Date of Award




Document Type


Degree Name

Doctor of Philosophy (PhD)


Department of Biomedical Sciences

Content Description

1 online resource (xx, 394 pages) : illustrations.

Dissertation/Thesis Chair

Kathleen A McDonough

Committee Members

Paul S Masters, Nicholas J Mantis, Joseph T Wade, Guangchun Bai


central carbon metabolism, cyclic-AMP signaling, Mycobacterium tuberculosis, phosphodiesterase, signal transduction, Cyclic nucleotide phosphodiesterases, Cyclic adenylic acid, Mycobacteria, Tuberculosis, Cellular signal transduction

Subject Categories
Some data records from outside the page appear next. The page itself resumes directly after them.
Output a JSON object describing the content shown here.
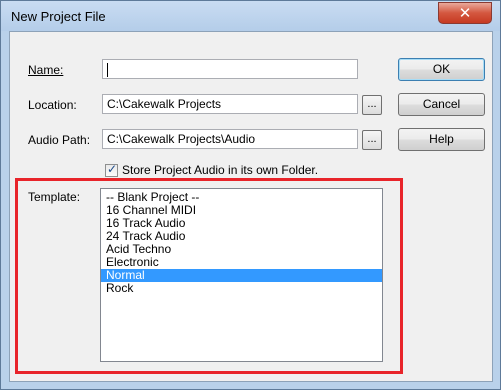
{
  "window": {
    "title": "New Project File",
    "close_glyph": "✕"
  },
  "labels": {
    "name": "Name:",
    "location": "Location:",
    "audio_path": "Audio Path:",
    "template": "Template:"
  },
  "fields": {
    "name_value": "",
    "location_value": "C:\\Cakewalk Projects",
    "audio_path_value": "C:\\Cakewalk Projects\\Audio",
    "browse_label": "..."
  },
  "buttons": {
    "ok": "OK",
    "cancel": "Cancel",
    "help": "Help"
  },
  "store_audio": {
    "label": "Store Project Audio in its own Folder.",
    "checked": true
  },
  "templates": {
    "items": [
      "-- Blank Project --",
      "16 Channel MIDI",
      "16 Track Audio",
      "24 Track Audio",
      "Acid Techno",
      "Electronic",
      "Normal",
      "Rock"
    ],
    "selected": "Normal"
  },
  "colors": {
    "highlight_border": "#e8242a",
    "selection": "#3399ff"
  }
}
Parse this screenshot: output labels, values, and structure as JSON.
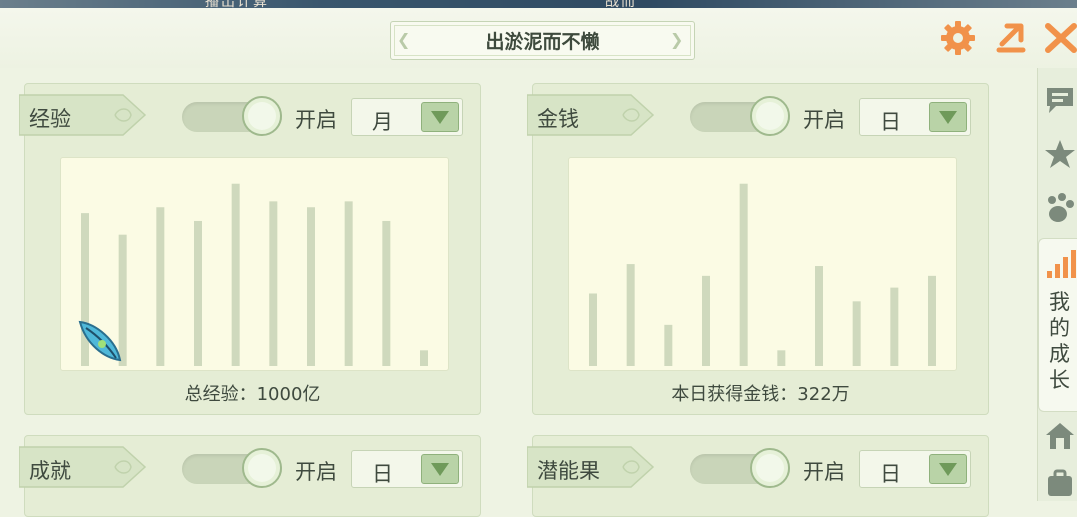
{
  "top_strip": {
    "left_text": "播出计算",
    "right_text": "战而"
  },
  "header": {
    "title": "出淤泥而不懒"
  },
  "header_icons": {
    "settings": "gear-icon",
    "export": "share-arrow-icon",
    "close": "close-icon"
  },
  "colors": {
    "accent_orange": "#f1924a",
    "bar": "#cfd9bd",
    "chart_bg": "#fbfbe4",
    "panel": "#e5edd5"
  },
  "panels": [
    {
      "label": "经验",
      "toggle_label": "开启",
      "select_value": "月",
      "total_text": "总经验：1000亿",
      "chart_data": {
        "type": "bar",
        "values": [
          78,
          67,
          81,
          74,
          93,
          84,
          81,
          84,
          74,
          8
        ],
        "ylim": [
          0,
          100
        ]
      }
    },
    {
      "label": "金钱",
      "toggle_label": "开启",
      "select_value": "日",
      "total_text": "本日获得金钱：322万",
      "chart_data": {
        "type": "bar",
        "values": [
          37,
          52,
          21,
          46,
          93,
          8,
          51,
          33,
          40,
          46
        ],
        "ylim": [
          0,
          100
        ]
      }
    },
    {
      "label": "成就",
      "toggle_label": "开启",
      "select_value": "日"
    },
    {
      "label": "潜能果",
      "toggle_label": "开启",
      "select_value": "日"
    }
  ],
  "sidebar": {
    "icons": [
      "chat-icon",
      "star-icon",
      "pawprint-icon",
      "signal-bars-icon",
      "house-icon",
      "bag-icon"
    ],
    "active_tab": "我的成长"
  }
}
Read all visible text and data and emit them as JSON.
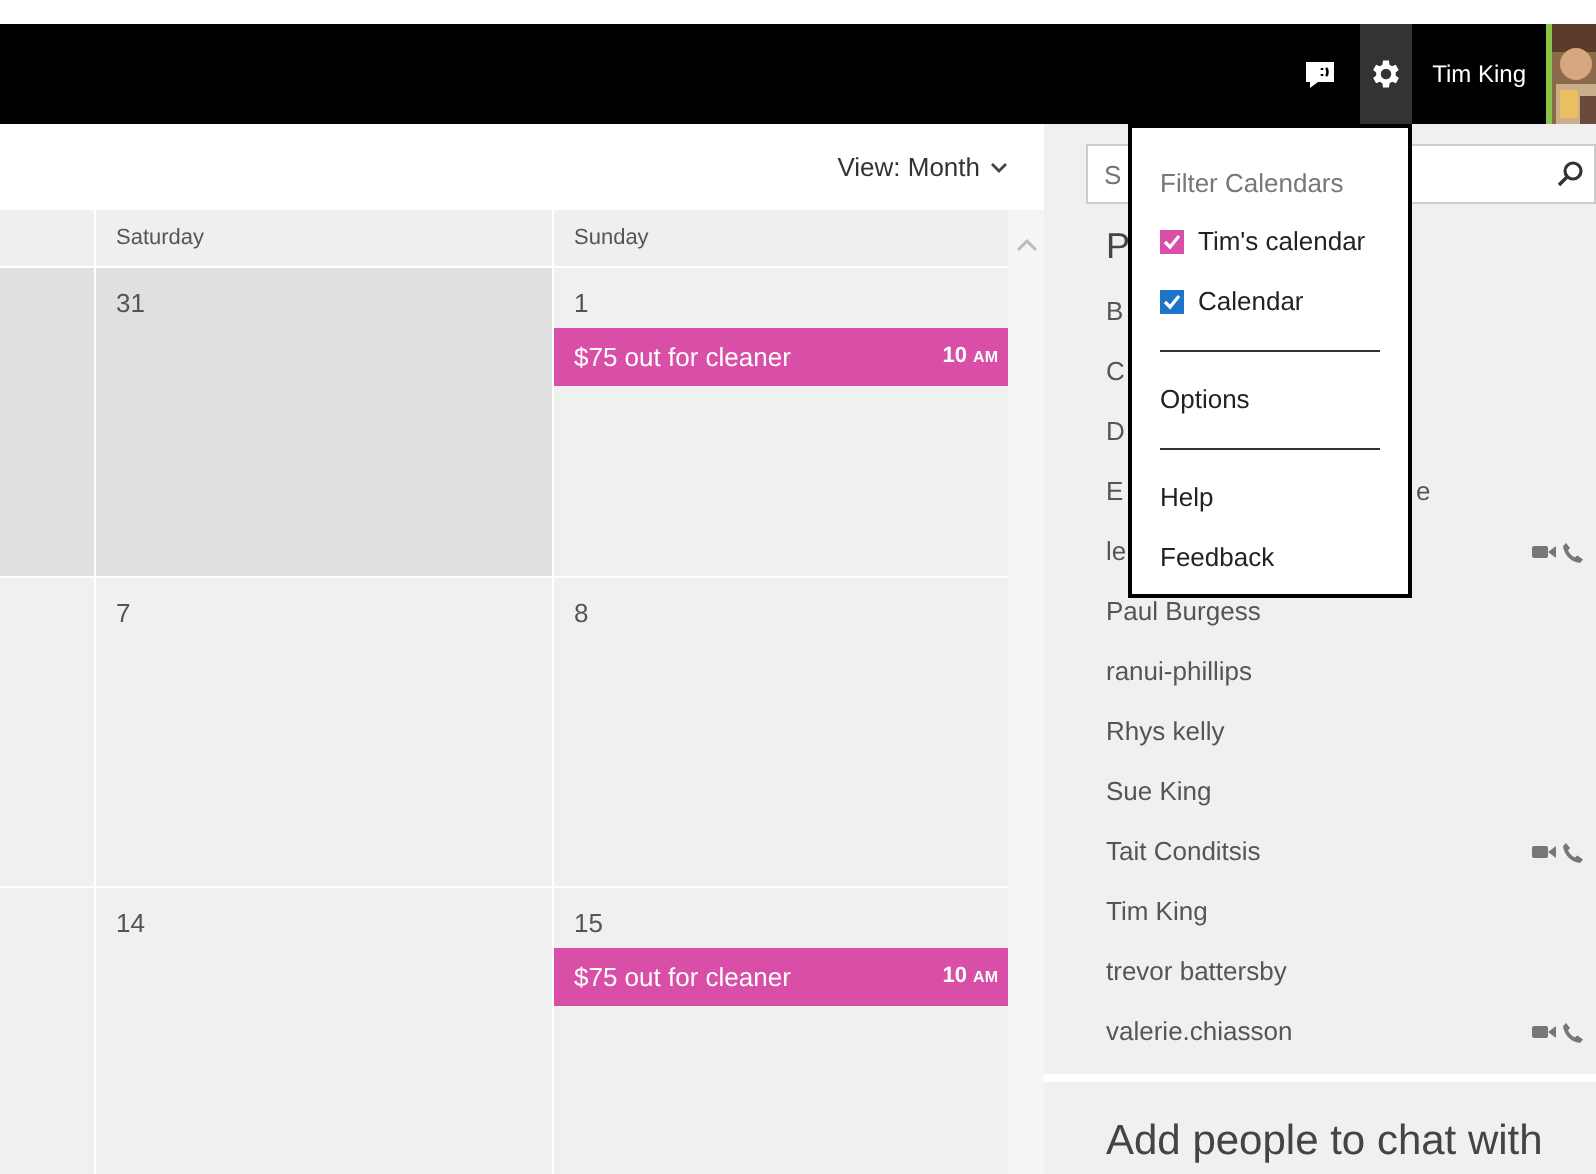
{
  "top_bar": {
    "user_name": "Tim King"
  },
  "view_selector": {
    "label": "View: Month"
  },
  "calendar": {
    "columns": [
      "Saturday",
      "Sunday"
    ],
    "weeks": [
      {
        "days": [
          {
            "out_of_month": true
          },
          {
            "date": "31",
            "out_of_month": true
          },
          {
            "date": "1",
            "out_of_month": false,
            "events": [
              {
                "title": "$75 out for cleaner",
                "time": "10",
                "meridiem": "AM",
                "color": "#d94fa8"
              }
            ]
          }
        ]
      },
      {
        "days": [
          {
            "out_of_month": false
          },
          {
            "date": "7",
            "out_of_month": false
          },
          {
            "date": "8",
            "out_of_month": false
          }
        ]
      },
      {
        "days": [
          {
            "out_of_month": false
          },
          {
            "date": "14",
            "out_of_month": false
          },
          {
            "date": "15",
            "out_of_month": false,
            "events": [
              {
                "title": "$75 out for cleaner",
                "time": "10",
                "meridiem": "AM",
                "color": "#d94fa8"
              }
            ]
          }
        ]
      }
    ]
  },
  "people": {
    "search": {
      "placeholder": "S"
    },
    "heading": "P",
    "contacts": [
      {
        "name": "B",
        "calls": false
      },
      {
        "name": "C",
        "calls": false
      },
      {
        "name": "D",
        "calls": false
      },
      {
        "name": "E",
        "tail": "e",
        "calls": false
      },
      {
        "name": "le",
        "calls": true
      },
      {
        "name": "Paul Burgess",
        "calls": false
      },
      {
        "name": "ranui-phillips",
        "calls": false
      },
      {
        "name": "Rhys kelly",
        "calls": false
      },
      {
        "name": "Sue King",
        "calls": false
      },
      {
        "name": "Tait Conditsis",
        "calls": true
      },
      {
        "name": "Tim King",
        "calls": false
      },
      {
        "name": "trevor battersby",
        "calls": false
      },
      {
        "name": "valerie.chiasson",
        "calls": true
      }
    ],
    "add_prompt": "Add people to chat with"
  },
  "settings_menu": {
    "section_title": "Filter Calendars",
    "calendars": [
      {
        "label": "Tim's calendar",
        "checked": true,
        "color": "#d94fa8"
      },
      {
        "label": "Calendar",
        "checked": true,
        "color": "#1e74c8"
      }
    ],
    "items": [
      {
        "label": "Options",
        "divider_before": true
      },
      {
        "label": "Help",
        "divider_before": true
      },
      {
        "label": "Feedback",
        "divider_before": false
      }
    ]
  }
}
Microbiology | Molecular Biology


Phosphodiesterases (PDEs) are integral components of 3’,5’-cyclic adenosine monophosphate (cAMP) signaling pathways by degrading cAMP to modulate the concentration, duration, and localization of the cAMP signal which maintains the specificity of cAMP pathways. The human pathogen, Mycobacterium tuberculosis (Mtb) has a unique cAMP network architecture with at least 15 adenylyl cyclases (ACs) that generate cAMP, but only one characterized PDE, Rv0805, which is found exclusively in pathogenic mycobacteria. Rv0805 can influence Mtb cAMP levels but the absence of Rv0805 orthologs in non-pathogenic mycobacteria and apparent separation of Rv0805 from cAMP directed roles led to numerous questions surrounding PDE function in and beyond cAMP level maintenance. A better understanding of the role of Rv0805 may elucidate novel pathways utilized by Mtb during infection. Rv0805 facilitated growth of Mtb during macrophage infection, indicating a role for Rv0805 in Mtb pathogenesis. In vitro growth assays were then used to further deconstruct the role of Rv0805 in the Mtb model organism, M. bovis Bacillus Calmette-Guerin (BCG). BCG growth on propionate, which yields a toxic product of fatty acid metabolism, propionyl-CoA, was facilitated by Rv0805. The addition of vitamin B12 (B12), which activates a separate propionate utilization pathway, rescued the growth of BCGΔRv0805 on propionate containing media, indicating that Rv0805 mitigated propionate-associated toxicity in BCG. The importance of Rv0805 for bacterial growth was highlighted in an in vitro condition that combined glycerol with propionate (GP). Suppressor mutations of BCGΔRv0805 were found within an acetate and potentially propionate related pathway, Pta-AckA, and Rv0806c. These data highlighted Rv0805 as a novel regulator of bacterial metabolism, especially in the presence of propionate. Rv0805 cyclic nucleotide monophosphate (cNMP) catalytic activity facilitated growth and regulated cAMP levels of BCG grown on GP. A BCGΔRv0805 pta frameshift suppressor mutant grown on GP had lower levels of cAMP than its parental strain, consistent with excess cAMP as the basis of the Rv0805 dependent growth defect. However, overexpression of a putative mycobacterial PDE, Rv1339, that is conserved amongst mycobacteria, only marginally improved growth of BCGΔRv0805 on GP, despite lowering global cAMP levels. Additionally, the presence of an Rv0805 localization domain was also required for Rv0805 function, indicating that Rv0805 may regulate cAMP or other cNMP substrates within a specific location. Taken together, this work provides novel insight into the regulation of Mtb’s complex cAMP regulatory network by highlighting that multiple PDEs are involved in cAMP homeostasis within TB complex mycobacteria. Rv0805 was found to be an important factor of pathogenic mycobacterial physiology through detoxifying propionyl-CoA. The importance of Rv0805 for bacterial growth was largely separate from its role in regulating total cAMP levels. However, the cNMP hydrolytic activity of Rv0805 was still crucial, suggesting an alternative role of Rv0805 may be to regulate local cAMP or cNMP substrates and when this regulation is perturbed global changes in metabolism and gene expression occur. This study clarified the role of Rv0805 by demonstrating cNMP activity is a dominant function of this PDE, uncovered a novel PDE, and suggests that PDEs regulate separate cNMP pathways within TB complex mycobacteria. Additionally, this study lays the groundwork for future studies to elucidate the key members and substrates of these PDE gated pathways.